BLOOM: Can I answer that question? Yes. Pages the night before is a very common occurrence.
Was it that way on the original films?
BLOOM: The way that Pete, Fran and Philippa work is specific to them, and yes, there was often script revisions right up until the last minute. It was often– It’s a huge undertaking, a movie like The Lord Of The Rings, but also this movie, it’s a huge undertaking. There are two– And I think that things are always in flux, but we started with a script that has been evolving, if you like, and improving as we go kind of thing. That’s their goal and that’s why when there are script revisions, there can be script revisions right up before, but it’s essentially the tenant of the scene is the same, it’s just there are moments that are heightened or created and stuff, but yeah, there’s definitely a lot of movement within the script to keep moving it forward, but I think it works for them and it works for the story and it’s a huge undertaking, do you know what I mean, and I know that they take it very seriously. And their desire for it to be as good as it can be is what leads to there being revisions that continue on. That’s the way I see it, and I think everyone else does, too.
BLOOM: I can, somewhat reluctantly, because I think it’s more interesting for people to see it. And when I say to you there is a certain rivalry– A prince versus a king, a father versus a son, there’s definitely a bit of father-son rivalry, prince-king rivalry that forwards the story, I don’t really want to elaborate on it more than that, but it makes for a more interesting dynamic. Thranduil being the king of the Woodland Realm and, as I’ve said, those Elves being more of a militant group of Elves. Knowing that Legolas goes on to be a bridge, like an architect for peace between the Elves and the rest of the world, you might be able to guess there might be a little bit of me trying to understand more of what the plight of the rest of the world is and therefore somewhat coming up against odds with my father.
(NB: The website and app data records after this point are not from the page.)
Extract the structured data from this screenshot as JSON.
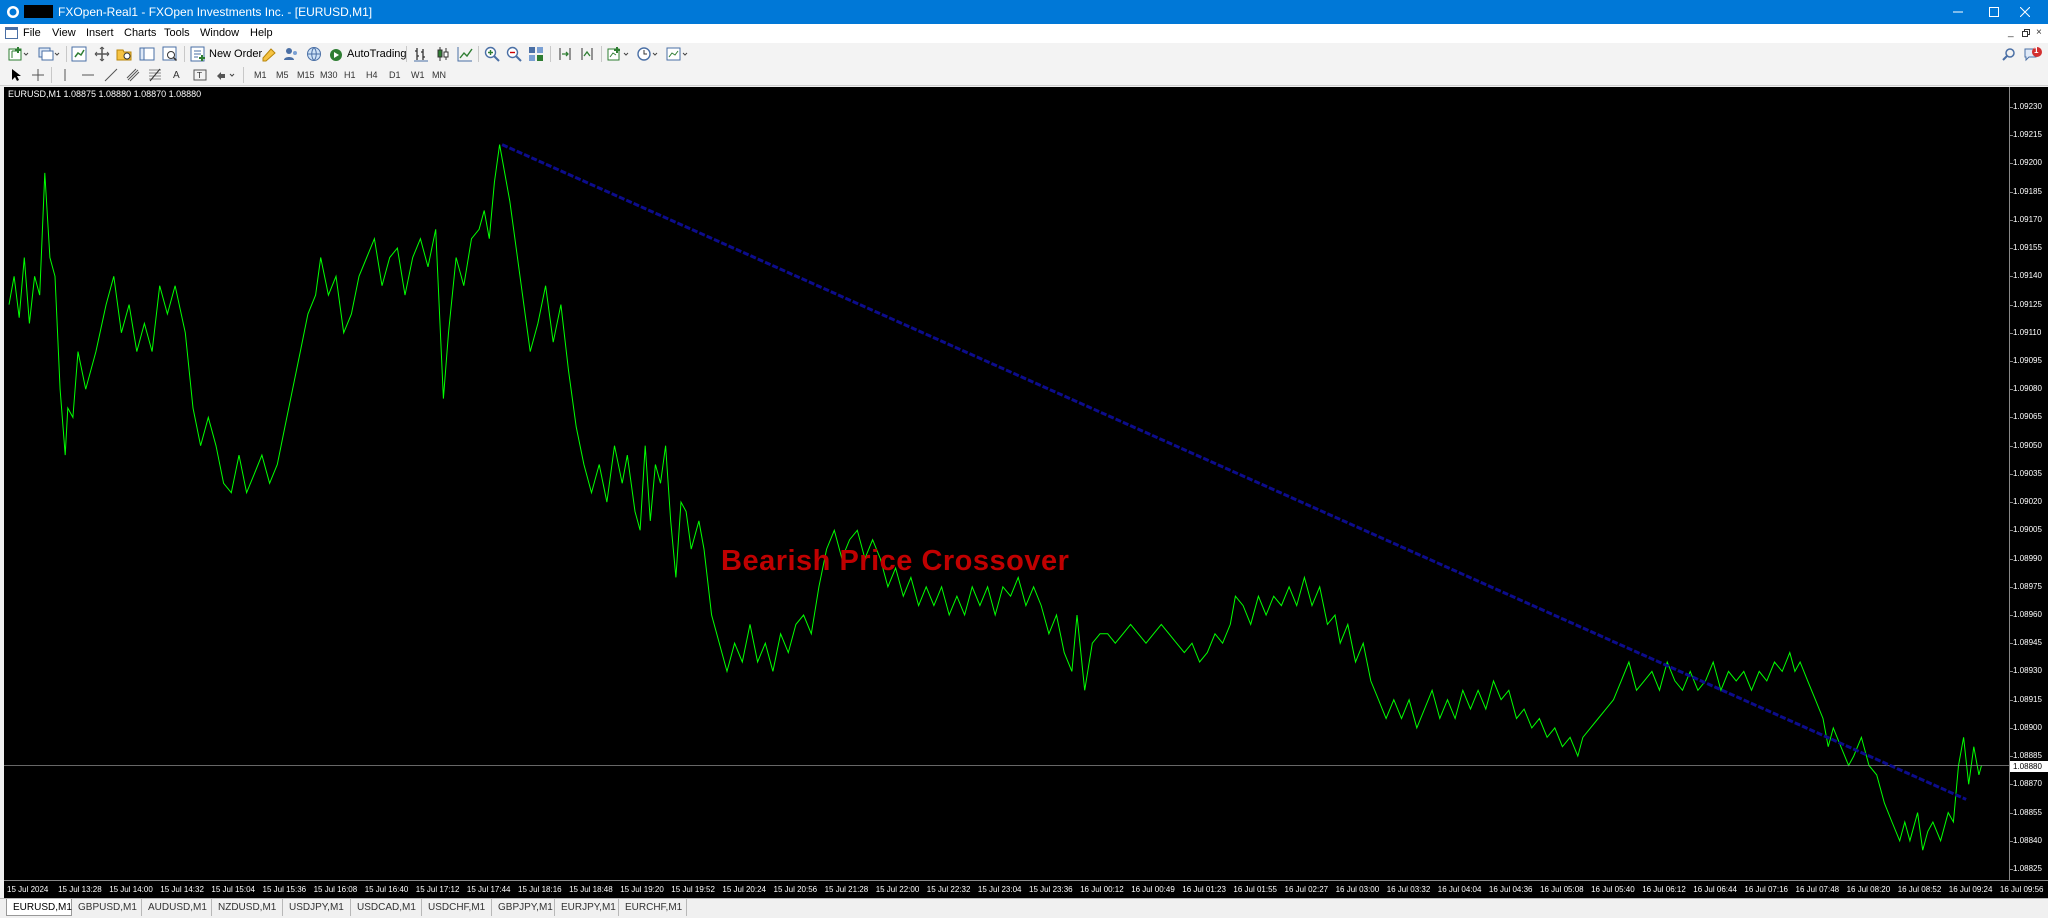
{
  "window": {
    "title": "FXOpen-Real1 - FXOpen Investments Inc. - [EURUSD,M1]",
    "accent": "#0078d7"
  },
  "menu": [
    "File",
    "View",
    "Insert",
    "Charts",
    "Tools",
    "Window",
    "Help"
  ],
  "toolbar": {
    "new_order": "New Order",
    "auto_trading": "AutoTrading",
    "timeframes": [
      "M1",
      "M5",
      "M15",
      "M30",
      "H1",
      "H4",
      "D1",
      "W1",
      "MN"
    ]
  },
  "notification_count": "1",
  "chart": {
    "header": "EURUSD,M1  1.08875 1.08880 1.08870 1.08880",
    "symbol": "EURUSD",
    "timeframe": "M1",
    "current_price": "1.08880",
    "annotation": "Bearish Price Crossover",
    "line_color": "#00ff00",
    "trendline_color": "#0c0c8c",
    "annotation_color": "#c00000",
    "price_ticks": [
      "1.09230",
      "1.09215",
      "1.09200",
      "1.09185",
      "1.09170",
      "1.09155",
      "1.09140",
      "1.09125",
      "1.09110",
      "1.09095",
      "1.09080",
      "1.09065",
      "1.09050",
      "1.09035",
      "1.09020",
      "1.09005",
      "1.08990",
      "1.08975",
      "1.08960",
      "1.08945",
      "1.08930",
      "1.08915",
      "1.08900",
      "1.08885",
      "1.08870",
      "1.08855",
      "1.08840",
      "1.08825"
    ],
    "time_ticks": [
      "15 Jul 2024",
      "15 Jul 13:28",
      "15 Jul 14:00",
      "15 Jul 14:32",
      "15 Jul 15:04",
      "15 Jul 15:36",
      "15 Jul 16:08",
      "15 Jul 16:40",
      "15 Jul 17:12",
      "15 Jul 17:44",
      "15 Jul 18:16",
      "15 Jul 18:48",
      "15 Jul 19:20",
      "15 Jul 19:52",
      "15 Jul 20:24",
      "15 Jul 20:56",
      "15 Jul 21:28",
      "15 Jul 22:00",
      "15 Jul 22:32",
      "15 Jul 23:04",
      "15 Jul 23:36",
      "16 Jul 00:12",
      "16 Jul 00:49",
      "16 Jul 01:23",
      "16 Jul 01:55",
      "16 Jul 02:27",
      "16 Jul 03:00",
      "16 Jul 03:32",
      "16 Jul 04:04",
      "16 Jul 04:36",
      "16 Jul 05:08",
      "16 Jul 05:40",
      "16 Jul 06:12",
      "16 Jul 06:44",
      "16 Jul 07:16",
      "16 Jul 07:48",
      "16 Jul 08:20",
      "16 Jul 08:52",
      "16 Jul 09:24",
      "16 Jul 09:56"
    ],
    "price_min": 1.08825,
    "price_max": 1.0923,
    "trendline": {
      "start": {
        "time_index": 9.65,
        "price": 1.0921
      },
      "end": {
        "time_index": 38.3,
        "price": 1.08862
      }
    },
    "current_price_value": 1.0888,
    "price_path": [
      [
        0,
        1.09125
      ],
      [
        0.1,
        1.0914
      ],
      [
        0.2,
        1.09118
      ],
      [
        0.3,
        1.0915
      ],
      [
        0.4,
        1.09115
      ],
      [
        0.5,
        1.0914
      ],
      [
        0.6,
        1.0913
      ],
      [
        0.7,
        1.09195
      ],
      [
        0.8,
        1.0915
      ],
      [
        0.9,
        1.0914
      ],
      [
        1.0,
        1.0908
      ],
      [
        1.1,
        1.09045
      ],
      [
        1.15,
        1.0907
      ],
      [
        1.25,
        1.09065
      ],
      [
        1.35,
        1.091
      ],
      [
        1.5,
        1.0908
      ],
      [
        1.7,
        1.091
      ],
      [
        1.9,
        1.09125
      ],
      [
        2.05,
        1.0914
      ],
      [
        2.2,
        1.0911
      ],
      [
        2.35,
        1.09125
      ],
      [
        2.5,
        1.091
      ],
      [
        2.65,
        1.09115
      ],
      [
        2.8,
        1.091
      ],
      [
        2.95,
        1.09135
      ],
      [
        3.1,
        1.0912
      ],
      [
        3.25,
        1.09135
      ],
      [
        3.45,
        1.0911
      ],
      [
        3.6,
        1.0907
      ],
      [
        3.75,
        1.0905
      ],
      [
        3.9,
        1.09065
      ],
      [
        4.05,
        1.0905
      ],
      [
        4.2,
        1.0903
      ],
      [
        4.35,
        1.09025
      ],
      [
        4.5,
        1.09045
      ],
      [
        4.65,
        1.09025
      ],
      [
        4.8,
        1.09035
      ],
      [
        4.95,
        1.09045
      ],
      [
        5.1,
        1.0903
      ],
      [
        5.25,
        1.0904
      ],
      [
        5.4,
        1.0906
      ],
      [
        5.55,
        1.0908
      ],
      [
        5.7,
        1.091
      ],
      [
        5.85,
        1.0912
      ],
      [
        6.0,
        1.0913
      ],
      [
        6.1,
        1.0915
      ],
      [
        6.25,
        1.0913
      ],
      [
        6.4,
        1.0914
      ],
      [
        6.55,
        1.0911
      ],
      [
        6.7,
        1.0912
      ],
      [
        6.85,
        1.0914
      ],
      [
        7.0,
        1.0915
      ],
      [
        7.15,
        1.0916
      ],
      [
        7.3,
        1.09135
      ],
      [
        7.45,
        1.0915
      ],
      [
        7.6,
        1.09155
      ],
      [
        7.75,
        1.0913
      ],
      [
        7.9,
        1.0915
      ],
      [
        8.05,
        1.0916
      ],
      [
        8.2,
        1.09145
      ],
      [
        8.35,
        1.09165
      ],
      [
        8.5,
        1.09075
      ],
      [
        8.6,
        1.0911
      ],
      [
        8.75,
        1.0915
      ],
      [
        8.9,
        1.09135
      ],
      [
        9.05,
        1.0916
      ],
      [
        9.2,
        1.09165
      ],
      [
        9.3,
        1.09175
      ],
      [
        9.4,
        1.0916
      ],
      [
        9.5,
        1.0919
      ],
      [
        9.6,
        1.0921
      ],
      [
        9.7,
        1.09195
      ],
      [
        9.8,
        1.0918
      ],
      [
        9.9,
        1.0916
      ],
      [
        10.0,
        1.0914
      ],
      [
        10.1,
        1.0912
      ],
      [
        10.2,
        1.091
      ],
      [
        10.35,
        1.09115
      ],
      [
        10.5,
        1.09135
      ],
      [
        10.65,
        1.09105
      ],
      [
        10.8,
        1.09125
      ],
      [
        10.95,
        1.0909
      ],
      [
        11.1,
        1.0906
      ],
      [
        11.25,
        1.0904
      ],
      [
        11.4,
        1.09025
      ],
      [
        11.55,
        1.0904
      ],
      [
        11.7,
        1.0902
      ],
      [
        11.85,
        1.0905
      ],
      [
        12.0,
        1.0903
      ],
      [
        12.1,
        1.09045
      ],
      [
        12.25,
        1.09015
      ],
      [
        12.35,
        1.09005
      ],
      [
        12.45,
        1.0905
      ],
      [
        12.55,
        1.0901
      ],
      [
        12.65,
        1.0904
      ],
      [
        12.75,
        1.0903
      ],
      [
        12.85,
        1.0905
      ],
      [
        12.95,
        1.0901
      ],
      [
        13.05,
        1.0898
      ],
      [
        13.15,
        1.0902
      ],
      [
        13.25,
        1.09015
      ],
      [
        13.35,
        1.08995
      ],
      [
        13.5,
        1.0901
      ],
      [
        13.6,
        1.08995
      ],
      [
        13.75,
        1.0896
      ],
      [
        13.9,
        1.08945
      ],
      [
        14.05,
        1.0893
      ],
      [
        14.2,
        1.08945
      ],
      [
        14.35,
        1.08935
      ],
      [
        14.5,
        1.08955
      ],
      [
        14.65,
        1.08935
      ],
      [
        14.8,
        1.08945
      ],
      [
        14.95,
        1.0893
      ],
      [
        15.1,
        1.0895
      ],
      [
        15.25,
        1.0894
      ],
      [
        15.4,
        1.08955
      ],
      [
        15.55,
        1.0896
      ],
      [
        15.7,
        1.0895
      ],
      [
        15.85,
        1.08975
      ],
      [
        16.0,
        1.08995
      ],
      [
        16.15,
        1.09005
      ],
      [
        16.3,
        1.0899
      ],
      [
        16.45,
        1.09
      ],
      [
        16.6,
        1.09005
      ],
      [
        16.75,
        1.0899
      ],
      [
        16.9,
        1.09
      ],
      [
        17.05,
        1.0899
      ],
      [
        17.2,
        1.08975
      ],
      [
        17.35,
        1.08985
      ],
      [
        17.5,
        1.0897
      ],
      [
        17.65,
        1.0898
      ],
      [
        17.8,
        1.08965
      ],
      [
        17.95,
        1.08975
      ],
      [
        18.1,
        1.08965
      ],
      [
        18.25,
        1.08975
      ],
      [
        18.4,
        1.0896
      ],
      [
        18.55,
        1.0897
      ],
      [
        18.7,
        1.0896
      ],
      [
        18.85,
        1.08975
      ],
      [
        19.0,
        1.08965
      ],
      [
        19.15,
        1.08975
      ],
      [
        19.3,
        1.0896
      ],
      [
        19.45,
        1.08975
      ],
      [
        19.6,
        1.0897
      ],
      [
        19.75,
        1.0898
      ],
      [
        19.9,
        1.08965
      ],
      [
        20.05,
        1.08975
      ],
      [
        20.2,
        1.08965
      ],
      [
        20.35,
        1.0895
      ],
      [
        20.5,
        1.0896
      ],
      [
        20.65,
        1.0894
      ],
      [
        20.8,
        1.0893
      ],
      [
        20.9,
        1.0896
      ],
      [
        21.05,
        1.0892
      ],
      [
        21.2,
        1.08945
      ],
      [
        21.35,
        1.0895
      ],
      [
        21.5,
        1.0895
      ],
      [
        21.65,
        1.08945
      ],
      [
        21.8,
        1.0895
      ],
      [
        21.95,
        1.08955
      ],
      [
        22.1,
        1.0895
      ],
      [
        22.25,
        1.08945
      ],
      [
        22.4,
        1.0895
      ],
      [
        22.55,
        1.08955
      ],
      [
        22.7,
        1.0895
      ],
      [
        22.85,
        1.08945
      ],
      [
        23.0,
        1.0894
      ],
      [
        23.15,
        1.08945
      ],
      [
        23.3,
        1.08935
      ],
      [
        23.45,
        1.0894
      ],
      [
        23.6,
        1.0895
      ],
      [
        23.75,
        1.08945
      ],
      [
        23.9,
        1.08955
      ],
      [
        24.0,
        1.0897
      ],
      [
        24.15,
        1.08965
      ],
      [
        24.3,
        1.08955
      ],
      [
        24.45,
        1.0897
      ],
      [
        24.6,
        1.0896
      ],
      [
        24.75,
        1.0897
      ],
      [
        24.9,
        1.08965
      ],
      [
        25.05,
        1.08975
      ],
      [
        25.2,
        1.08965
      ],
      [
        25.35,
        1.0898
      ],
      [
        25.5,
        1.08965
      ],
      [
        25.65,
        1.08975
      ],
      [
        25.8,
        1.08955
      ],
      [
        25.95,
        1.0896
      ],
      [
        26.05,
        1.08945
      ],
      [
        26.2,
        1.08955
      ],
      [
        26.35,
        1.08935
      ],
      [
        26.5,
        1.08945
      ],
      [
        26.65,
        1.08925
      ],
      [
        26.8,
        1.08915
      ],
      [
        26.95,
        1.08905
      ],
      [
        27.1,
        1.08915
      ],
      [
        27.25,
        1.08905
      ],
      [
        27.4,
        1.08915
      ],
      [
        27.55,
        1.089
      ],
      [
        27.7,
        1.0891
      ],
      [
        27.85,
        1.0892
      ],
      [
        28.0,
        1.08905
      ],
      [
        28.15,
        1.08915
      ],
      [
        28.3,
        1.08905
      ],
      [
        28.45,
        1.0892
      ],
      [
        28.6,
        1.0891
      ],
      [
        28.75,
        1.0892
      ],
      [
        28.9,
        1.0891
      ],
      [
        29.05,
        1.08925
      ],
      [
        29.2,
        1.08915
      ],
      [
        29.35,
        1.0892
      ],
      [
        29.5,
        1.08905
      ],
      [
        29.65,
        1.0891
      ],
      [
        29.8,
        1.089
      ],
      [
        29.95,
        1.08905
      ],
      [
        30.1,
        1.08895
      ],
      [
        30.25,
        1.089
      ],
      [
        30.4,
        1.0889
      ],
      [
        30.55,
        1.08895
      ],
      [
        30.7,
        1.08885
      ],
      [
        30.8,
        1.08895
      ],
      [
        30.95,
        1.089
      ],
      [
        31.1,
        1.08905
      ],
      [
        31.25,
        1.0891
      ],
      [
        31.4,
        1.08915
      ],
      [
        31.55,
        1.08925
      ],
      [
        31.7,
        1.08935
      ],
      [
        31.85,
        1.0892
      ],
      [
        32.0,
        1.08925
      ],
      [
        32.15,
        1.0893
      ],
      [
        32.3,
        1.0892
      ],
      [
        32.45,
        1.08935
      ],
      [
        32.6,
        1.08925
      ],
      [
        32.75,
        1.0892
      ],
      [
        32.9,
        1.0893
      ],
      [
        33.05,
        1.0892
      ],
      [
        33.2,
        1.08925
      ],
      [
        33.35,
        1.08935
      ],
      [
        33.5,
        1.0892
      ],
      [
        33.65,
        1.0893
      ],
      [
        33.8,
        1.08925
      ],
      [
        33.95,
        1.0893
      ],
      [
        34.1,
        1.0892
      ],
      [
        34.25,
        1.0893
      ],
      [
        34.4,
        1.08925
      ],
      [
        34.55,
        1.08935
      ],
      [
        34.7,
        1.0893
      ],
      [
        34.85,
        1.0894
      ],
      [
        34.95,
        1.0893
      ],
      [
        35.05,
        1.08935
      ],
      [
        35.2,
        1.08925
      ],
      [
        35.35,
        1.08915
      ],
      [
        35.5,
        1.08905
      ],
      [
        35.6,
        1.0889
      ],
      [
        35.7,
        1.089
      ],
      [
        35.85,
        1.0889
      ],
      [
        36.0,
        1.0888
      ],
      [
        36.1,
        1.08885
      ],
      [
        36.25,
        1.08895
      ],
      [
        36.4,
        1.0888
      ],
      [
        36.55,
        1.08875
      ],
      [
        36.7,
        1.0886
      ],
      [
        36.85,
        1.0885
      ],
      [
        37.0,
        1.0884
      ],
      [
        37.1,
        1.0885
      ],
      [
        37.2,
        1.0884
      ],
      [
        37.35,
        1.08855
      ],
      [
        37.45,
        1.08835
      ],
      [
        37.55,
        1.08845
      ],
      [
        37.65,
        1.0885
      ],
      [
        37.8,
        1.0884
      ],
      [
        37.95,
        1.08855
      ],
      [
        38.05,
        1.0885
      ],
      [
        38.15,
        1.0888
      ],
      [
        38.25,
        1.08895
      ],
      [
        38.35,
        1.0887
      ],
      [
        38.45,
        1.0889
      ],
      [
        38.55,
        1.08875
      ],
      [
        38.6,
        1.0888
      ]
    ]
  },
  "tabs": [
    "EURUSD,M1",
    "GBPUSD,M1",
    "AUDUSD,M1",
    "NZDUSD,M1",
    "USDJPY,M1",
    "USDCAD,M1",
    "USDCHF,M1",
    "GBPJPY,M1",
    "EURJPY,M1",
    "EURCHF,M1"
  ]
}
Does that help?
How does the experience of making The Hobbit compare with the experience of making The Lord of the Rings?
BLOOM: The experience of making the movie is completely different. It could never be the same, because there was no expectation. That was a unique thing. This obviously, there is a heap of expectation. Actually the way that the movie is being filmed and shot it’s really very similar to what the experience was on The Lord Of The Rings, outside of the key cast and stuff. There’s a sort of creative chaos that breeds, I hope something really special that we saw on Lord Of The Rings. There’s something about the way that the chaos that is created to make the movies that can lead, and we’ve seen it with Rings, and we hope to see it again. Something quite special and unique. It’s unlike any other movie experience for sure. The way that it works, but I think it plays out very well to the advantage of the film and hopefully the audiences when they get to enjoy it.
Here is more from my Hobbit set visit:
- 70 Things to Know About THE HOBBIT From Our Set Visit
- Evangeline Lilly Talks the Origin of Her Character, Getting New Script Pages Daily, and More on the Set of THE HOBBIT: THE DESOLATION OF SMAUG
- Peter Jackson Talks Similarities and Differences to Lord of the Rings, Shooting in 3D and 48 fps, His Initial Reluctance to Direct, and More on the Set of The Hobbit
- Ian McKellan Talks Returning to Middle Earth, Differences from the Book, Advances in Technology and Filming in 3D, and More on the Set of The Hobbit
- Martin Freeman Talks the Impact of The Ring on Bilbo, Ian Holm’s Performance, Being a Fan Favorite for the Role, and More on the Set of The Hobbit
- Richard Armitage Talks Dwarf Humor, Script Changes During Production, Parallels Between Thorin and Frodo’s Journeys, and More on the Set of The Hobbit
- Weta Workshop Head Richard Taylor Talks Turning Actors into Dwarves, Developing the Film’s Weapons, and More on the Set of The Hobbit